* **Exercise requirements**: Where a line below includes the word "text", copy that line.

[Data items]
###
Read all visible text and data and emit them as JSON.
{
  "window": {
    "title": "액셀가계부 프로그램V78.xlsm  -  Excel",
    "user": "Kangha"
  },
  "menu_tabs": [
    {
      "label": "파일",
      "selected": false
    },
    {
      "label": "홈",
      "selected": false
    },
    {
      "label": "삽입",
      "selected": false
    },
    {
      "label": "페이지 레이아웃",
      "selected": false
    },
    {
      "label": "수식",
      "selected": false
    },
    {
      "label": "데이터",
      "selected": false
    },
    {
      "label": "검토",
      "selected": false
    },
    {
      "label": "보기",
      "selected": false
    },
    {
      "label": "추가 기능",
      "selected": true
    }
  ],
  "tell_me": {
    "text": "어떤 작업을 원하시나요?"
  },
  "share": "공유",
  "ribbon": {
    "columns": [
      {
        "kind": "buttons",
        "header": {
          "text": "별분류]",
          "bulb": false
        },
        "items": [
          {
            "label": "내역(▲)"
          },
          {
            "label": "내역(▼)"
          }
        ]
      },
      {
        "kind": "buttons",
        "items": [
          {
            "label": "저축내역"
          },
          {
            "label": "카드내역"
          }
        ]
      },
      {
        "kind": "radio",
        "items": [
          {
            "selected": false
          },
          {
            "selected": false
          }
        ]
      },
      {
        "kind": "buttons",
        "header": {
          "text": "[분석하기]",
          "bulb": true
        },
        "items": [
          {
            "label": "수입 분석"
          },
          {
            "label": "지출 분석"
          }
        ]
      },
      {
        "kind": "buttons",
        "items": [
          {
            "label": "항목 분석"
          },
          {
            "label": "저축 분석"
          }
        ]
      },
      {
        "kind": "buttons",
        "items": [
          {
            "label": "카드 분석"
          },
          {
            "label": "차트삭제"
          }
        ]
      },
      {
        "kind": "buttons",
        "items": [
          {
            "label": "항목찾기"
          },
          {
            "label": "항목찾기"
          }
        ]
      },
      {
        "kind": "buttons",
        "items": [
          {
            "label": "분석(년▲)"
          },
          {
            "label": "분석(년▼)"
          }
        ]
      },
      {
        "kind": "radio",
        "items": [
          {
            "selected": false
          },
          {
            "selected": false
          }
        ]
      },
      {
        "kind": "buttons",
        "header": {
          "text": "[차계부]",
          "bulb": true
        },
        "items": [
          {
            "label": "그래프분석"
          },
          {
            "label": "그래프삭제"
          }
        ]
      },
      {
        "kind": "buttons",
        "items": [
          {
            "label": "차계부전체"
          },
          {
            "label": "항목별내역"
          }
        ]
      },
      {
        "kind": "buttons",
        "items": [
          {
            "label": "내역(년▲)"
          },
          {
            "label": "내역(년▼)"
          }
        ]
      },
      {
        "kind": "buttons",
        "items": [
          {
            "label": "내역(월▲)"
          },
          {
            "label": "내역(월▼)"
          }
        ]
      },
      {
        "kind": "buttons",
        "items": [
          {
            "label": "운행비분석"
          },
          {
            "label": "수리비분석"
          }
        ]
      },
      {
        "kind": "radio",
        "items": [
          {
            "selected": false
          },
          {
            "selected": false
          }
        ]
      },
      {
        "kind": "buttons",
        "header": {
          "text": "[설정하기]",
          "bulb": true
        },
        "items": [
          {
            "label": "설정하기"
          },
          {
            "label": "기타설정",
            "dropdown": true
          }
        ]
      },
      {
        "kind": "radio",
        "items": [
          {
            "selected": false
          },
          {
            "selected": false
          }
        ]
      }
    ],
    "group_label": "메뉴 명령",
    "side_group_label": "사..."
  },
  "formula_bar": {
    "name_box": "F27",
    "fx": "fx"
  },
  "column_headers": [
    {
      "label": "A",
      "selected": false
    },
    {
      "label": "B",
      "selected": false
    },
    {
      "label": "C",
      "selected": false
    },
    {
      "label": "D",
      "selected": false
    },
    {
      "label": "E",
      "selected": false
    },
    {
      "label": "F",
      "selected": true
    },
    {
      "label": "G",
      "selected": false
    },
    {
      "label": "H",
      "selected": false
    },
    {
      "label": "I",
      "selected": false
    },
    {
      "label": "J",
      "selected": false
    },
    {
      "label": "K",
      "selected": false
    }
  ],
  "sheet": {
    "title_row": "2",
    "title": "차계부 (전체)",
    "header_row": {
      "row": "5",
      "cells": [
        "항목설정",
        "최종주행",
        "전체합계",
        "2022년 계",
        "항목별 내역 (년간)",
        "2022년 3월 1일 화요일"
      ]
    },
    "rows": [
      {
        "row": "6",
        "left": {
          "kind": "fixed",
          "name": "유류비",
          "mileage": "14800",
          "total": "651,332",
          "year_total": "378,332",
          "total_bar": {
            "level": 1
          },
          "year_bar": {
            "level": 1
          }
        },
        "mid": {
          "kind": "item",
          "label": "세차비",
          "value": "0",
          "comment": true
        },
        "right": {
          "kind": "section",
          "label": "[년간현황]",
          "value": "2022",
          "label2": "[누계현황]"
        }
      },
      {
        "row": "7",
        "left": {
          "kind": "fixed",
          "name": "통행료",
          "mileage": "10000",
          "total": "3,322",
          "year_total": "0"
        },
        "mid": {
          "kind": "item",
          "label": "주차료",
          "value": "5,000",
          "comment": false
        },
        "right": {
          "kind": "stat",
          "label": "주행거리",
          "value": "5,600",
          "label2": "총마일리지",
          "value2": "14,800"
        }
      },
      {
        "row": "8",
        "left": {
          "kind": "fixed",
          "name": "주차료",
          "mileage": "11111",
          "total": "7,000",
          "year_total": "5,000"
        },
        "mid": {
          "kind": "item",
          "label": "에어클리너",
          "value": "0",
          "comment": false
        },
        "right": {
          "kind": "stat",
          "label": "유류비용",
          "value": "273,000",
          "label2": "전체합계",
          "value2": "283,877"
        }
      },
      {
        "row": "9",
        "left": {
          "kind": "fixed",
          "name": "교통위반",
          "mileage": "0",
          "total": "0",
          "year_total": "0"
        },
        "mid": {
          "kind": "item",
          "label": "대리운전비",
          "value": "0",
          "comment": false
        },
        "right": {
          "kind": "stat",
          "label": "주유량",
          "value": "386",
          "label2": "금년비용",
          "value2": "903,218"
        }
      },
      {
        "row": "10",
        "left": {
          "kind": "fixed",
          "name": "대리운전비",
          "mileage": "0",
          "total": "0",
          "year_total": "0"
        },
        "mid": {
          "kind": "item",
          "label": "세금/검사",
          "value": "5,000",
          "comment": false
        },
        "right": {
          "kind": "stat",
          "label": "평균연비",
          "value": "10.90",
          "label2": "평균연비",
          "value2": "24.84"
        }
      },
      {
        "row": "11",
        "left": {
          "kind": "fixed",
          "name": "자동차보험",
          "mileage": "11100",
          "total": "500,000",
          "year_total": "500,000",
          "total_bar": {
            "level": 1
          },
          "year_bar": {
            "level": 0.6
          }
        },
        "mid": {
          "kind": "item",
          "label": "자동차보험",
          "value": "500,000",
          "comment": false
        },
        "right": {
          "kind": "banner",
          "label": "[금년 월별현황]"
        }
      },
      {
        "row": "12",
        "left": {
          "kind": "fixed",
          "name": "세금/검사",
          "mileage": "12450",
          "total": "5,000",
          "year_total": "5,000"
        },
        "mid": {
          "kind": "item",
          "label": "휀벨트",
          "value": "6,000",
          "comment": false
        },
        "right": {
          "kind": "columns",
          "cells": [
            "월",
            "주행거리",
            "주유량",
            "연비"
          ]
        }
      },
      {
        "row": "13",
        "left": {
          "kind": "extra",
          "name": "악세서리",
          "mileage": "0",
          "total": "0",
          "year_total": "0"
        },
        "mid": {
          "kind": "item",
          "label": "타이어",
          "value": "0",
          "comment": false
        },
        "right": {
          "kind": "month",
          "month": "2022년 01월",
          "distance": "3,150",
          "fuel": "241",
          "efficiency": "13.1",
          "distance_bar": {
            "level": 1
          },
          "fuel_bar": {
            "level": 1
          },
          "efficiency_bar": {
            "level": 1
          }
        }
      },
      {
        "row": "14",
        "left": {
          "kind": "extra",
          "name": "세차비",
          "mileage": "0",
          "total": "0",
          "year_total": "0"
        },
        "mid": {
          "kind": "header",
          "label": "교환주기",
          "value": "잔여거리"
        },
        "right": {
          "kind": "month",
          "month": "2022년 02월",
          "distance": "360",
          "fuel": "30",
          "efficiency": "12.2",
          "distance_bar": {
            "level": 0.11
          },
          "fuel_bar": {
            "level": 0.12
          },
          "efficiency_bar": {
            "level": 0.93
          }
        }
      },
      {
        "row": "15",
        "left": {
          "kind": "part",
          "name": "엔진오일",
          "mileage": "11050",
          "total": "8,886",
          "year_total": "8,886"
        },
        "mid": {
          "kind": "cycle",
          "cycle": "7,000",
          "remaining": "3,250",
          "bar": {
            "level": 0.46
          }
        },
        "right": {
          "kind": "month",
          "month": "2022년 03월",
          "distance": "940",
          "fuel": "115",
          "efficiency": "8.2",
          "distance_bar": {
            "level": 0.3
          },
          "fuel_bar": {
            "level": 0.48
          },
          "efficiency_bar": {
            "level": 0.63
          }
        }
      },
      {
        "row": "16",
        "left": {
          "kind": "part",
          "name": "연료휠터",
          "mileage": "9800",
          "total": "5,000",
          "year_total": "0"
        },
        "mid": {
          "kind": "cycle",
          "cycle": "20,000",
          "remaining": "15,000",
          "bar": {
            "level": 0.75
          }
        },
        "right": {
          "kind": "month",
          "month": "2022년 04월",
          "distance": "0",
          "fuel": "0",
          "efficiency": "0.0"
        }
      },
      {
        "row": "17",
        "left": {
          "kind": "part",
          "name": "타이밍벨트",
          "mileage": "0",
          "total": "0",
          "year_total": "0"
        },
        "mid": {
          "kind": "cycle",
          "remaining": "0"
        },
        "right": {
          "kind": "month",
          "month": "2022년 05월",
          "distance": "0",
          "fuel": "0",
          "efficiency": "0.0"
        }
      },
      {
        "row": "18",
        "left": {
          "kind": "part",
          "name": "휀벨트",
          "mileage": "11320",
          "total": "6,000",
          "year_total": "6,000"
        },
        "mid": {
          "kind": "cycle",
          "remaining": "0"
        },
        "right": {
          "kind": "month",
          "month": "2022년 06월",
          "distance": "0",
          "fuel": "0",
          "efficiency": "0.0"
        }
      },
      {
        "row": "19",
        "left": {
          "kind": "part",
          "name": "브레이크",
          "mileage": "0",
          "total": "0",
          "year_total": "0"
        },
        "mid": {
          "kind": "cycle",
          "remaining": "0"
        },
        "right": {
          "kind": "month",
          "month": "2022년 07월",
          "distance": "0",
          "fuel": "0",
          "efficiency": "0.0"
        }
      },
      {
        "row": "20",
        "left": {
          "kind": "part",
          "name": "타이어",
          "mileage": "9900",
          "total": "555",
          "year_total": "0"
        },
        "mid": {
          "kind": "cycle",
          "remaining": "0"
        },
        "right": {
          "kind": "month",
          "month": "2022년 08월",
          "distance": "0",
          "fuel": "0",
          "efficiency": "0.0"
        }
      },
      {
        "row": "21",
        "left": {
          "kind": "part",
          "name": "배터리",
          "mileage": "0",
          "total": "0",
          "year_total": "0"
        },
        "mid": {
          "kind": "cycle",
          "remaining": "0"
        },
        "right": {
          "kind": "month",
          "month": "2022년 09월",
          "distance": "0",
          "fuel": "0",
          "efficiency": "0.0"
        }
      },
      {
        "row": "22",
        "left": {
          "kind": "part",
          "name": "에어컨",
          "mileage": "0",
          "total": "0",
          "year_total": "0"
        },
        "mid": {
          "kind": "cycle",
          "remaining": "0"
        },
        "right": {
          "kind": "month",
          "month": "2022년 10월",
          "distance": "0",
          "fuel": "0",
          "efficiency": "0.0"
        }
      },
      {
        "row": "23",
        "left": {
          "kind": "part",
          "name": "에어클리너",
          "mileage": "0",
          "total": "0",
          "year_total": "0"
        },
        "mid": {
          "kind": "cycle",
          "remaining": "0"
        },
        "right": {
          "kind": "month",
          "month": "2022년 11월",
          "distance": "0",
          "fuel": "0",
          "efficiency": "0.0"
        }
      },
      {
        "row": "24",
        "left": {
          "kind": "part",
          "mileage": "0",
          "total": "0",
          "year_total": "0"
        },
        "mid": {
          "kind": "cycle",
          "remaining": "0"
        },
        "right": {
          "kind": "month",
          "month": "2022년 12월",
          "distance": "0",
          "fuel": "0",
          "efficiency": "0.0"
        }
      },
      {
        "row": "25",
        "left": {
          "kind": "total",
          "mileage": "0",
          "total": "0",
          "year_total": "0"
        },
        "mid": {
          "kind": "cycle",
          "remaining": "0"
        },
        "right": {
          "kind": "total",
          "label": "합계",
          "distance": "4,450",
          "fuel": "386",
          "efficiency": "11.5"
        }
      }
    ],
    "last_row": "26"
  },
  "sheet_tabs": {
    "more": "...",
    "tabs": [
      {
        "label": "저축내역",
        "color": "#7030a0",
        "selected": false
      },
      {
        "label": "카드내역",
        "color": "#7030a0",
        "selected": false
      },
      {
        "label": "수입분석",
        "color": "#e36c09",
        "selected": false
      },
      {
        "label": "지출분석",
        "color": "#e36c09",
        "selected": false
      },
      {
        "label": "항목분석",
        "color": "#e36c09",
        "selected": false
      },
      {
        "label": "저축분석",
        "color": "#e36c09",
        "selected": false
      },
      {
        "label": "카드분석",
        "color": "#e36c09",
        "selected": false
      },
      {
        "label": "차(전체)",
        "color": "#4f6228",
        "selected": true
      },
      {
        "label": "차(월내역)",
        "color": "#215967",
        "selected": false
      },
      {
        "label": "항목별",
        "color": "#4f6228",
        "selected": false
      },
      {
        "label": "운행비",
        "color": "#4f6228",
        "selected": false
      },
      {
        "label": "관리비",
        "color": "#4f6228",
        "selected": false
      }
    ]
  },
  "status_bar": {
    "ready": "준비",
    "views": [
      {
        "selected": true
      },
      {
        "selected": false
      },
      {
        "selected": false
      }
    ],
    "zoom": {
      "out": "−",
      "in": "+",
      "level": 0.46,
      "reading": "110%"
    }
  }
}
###
* **Answer**:
Read all visible text and data and emit them as JSON.
    "text": "어떤 작업을 원하시나요?"
          "text": "별분류]",
          "text": "[분석하기]",
          "text": "[차계부]",
          "text": "[설정하기]",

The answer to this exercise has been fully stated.